But this also raises an interesting question about personal ethics.  It’s becoming increasingly challenging to live morally when there are no consequences for living immorally.  The problem is that the idea that there are no consequences is actually a lie.  There are consequences both in this life and the next.  We so often forget that God sees all and that we will one day have to account for our actions.  Even if we receive mercy and forgiveness we will still need to atone for our sins in Purgatory.  But there are also consequences in this world.  When we don’t get in trouble for doing wrong, we tend to do more wrong.  And this becomes a slippery slope that can have dire consequences if we go too far down the wrong path.  When we pray the rosary, let’s ask God for the wisdom to understand the temporal and eternal consequences of our actions and the strength to always do the right thing.

Rosary Intentions
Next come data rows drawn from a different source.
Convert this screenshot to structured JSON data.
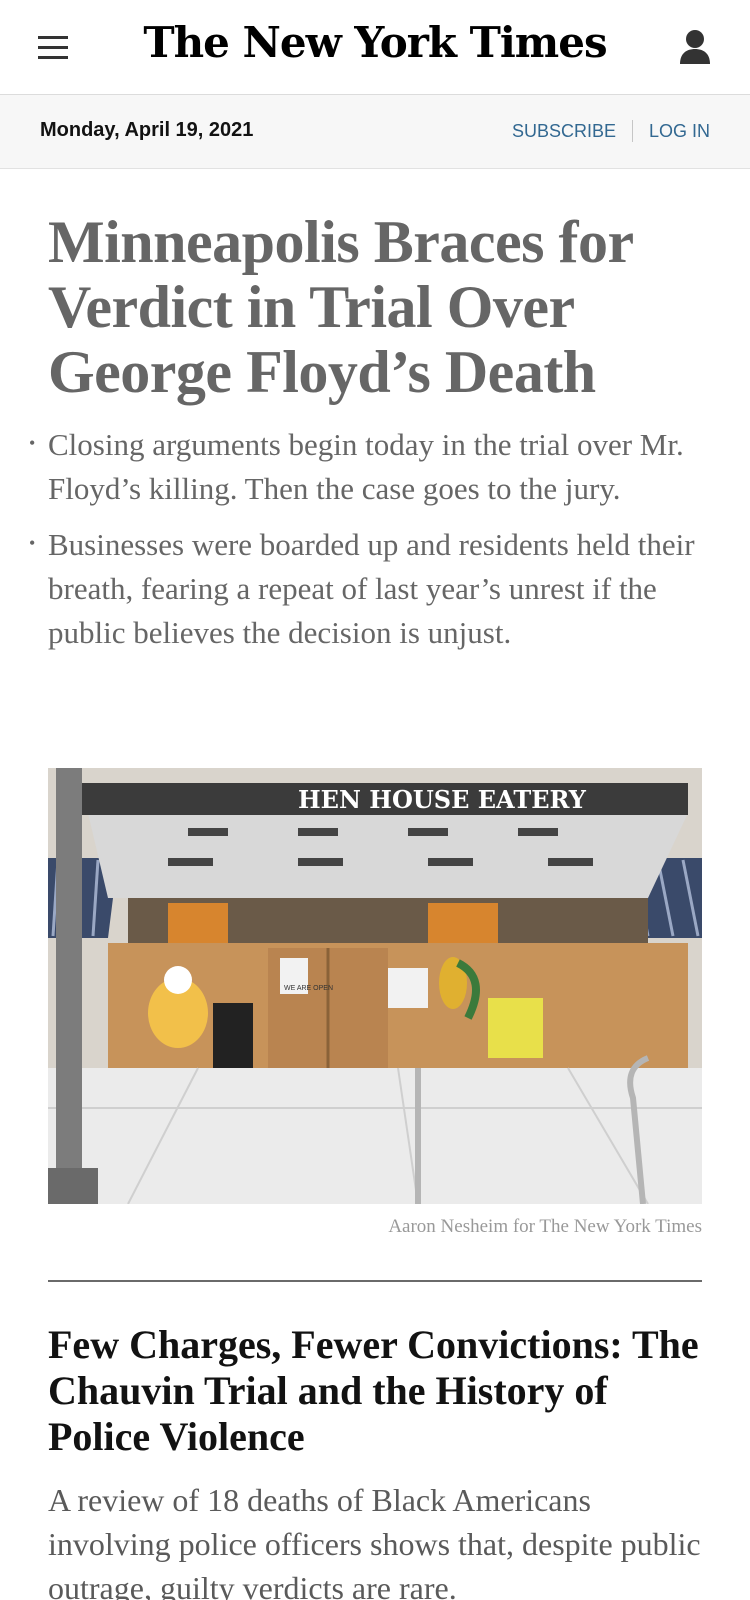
{
  "header": {
    "masthead": "The New York Times",
    "menu_icon": "hamburger-menu-icon",
    "account_icon": "user-account-icon"
  },
  "datebar": {
    "date": "Monday, April 19, 2021",
    "subscribe": "SUBSCRIBE",
    "login": "LOG IN"
  },
  "lead_story": {
    "headline": "Minneapolis Braces for Verdict in Trial Over George Floyd’s Death",
    "bullets": [
      "Closing arguments begin today in the trial over Mr. Floyd’s killing. Then the case goes to the jury.",
      "Businesses were boarded up and residents held their breath, fearing a repeat of last year’s unrest if the public believes the decision is unjust."
    ],
    "photo": {
      "sign_text": "HEN HOUSE EATERY",
      "door_sign": "WE ARE OPEN",
      "credit": "Aaron Nesheim for The New York Times"
    }
  },
  "second_story": {
    "headline": "Few Charges, Fewer Convictions: The Chauvin Trial and the History of Police Violence",
    "summary": "A review of 18 deaths of Black Americans involving police officers shows that, despite public outrage, guilty verdicts are rare."
  },
  "colors": {
    "link": "#326891",
    "lead_text": "#666666",
    "datebar_bg": "#f7f7f7"
  }
}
Let’s now look at the rosary, particularly the Glorious Mysteries.  I’m going to try something a little different.  Instead of diving deep into a particular mystery, I’m going to give you some ideas for rosary prayer intentions that you can meditate on.  My goal is that you’ll be able to better integrate what you read on RosaryMeds into your rosary prayer routine.

  1. The Resurrection: Jesus rose to new life proving that there is more to our existence than this world.  We pray for the changing of heart and behavior of those who live only for the here and now.
  2. The Ascension: Jesus ascended into Heaven and sits at the right of God as our final judge.  We pray for mercy on those who live in sin that they may change their ways and seek forgiveness before standing before Jesus Christ.
  3. Pentecost: The Holy Spirit infused the apostles with strength to preach the truth in a world that didn’t want to hear it.  We pray that we let the Holy Spirit guide us in living morally and according to the truth regardless of the norms of society.
  4. The Assumption: God assumed Mary into Heaven because He had a special plan for her — to act as our guide and bring us closer to her son Jesus Christ.  May we listen to Mary’s messages that call us to pray, fast, and receive the sacraments because they will lead us to true happiness.
  5. Mary’s Coronation: Mary sits as Queen of Heaven.  We ask for her intercession, especially for those in most need of God’s mercy.

Need more rosary prayer ideas?  Download my free ebook.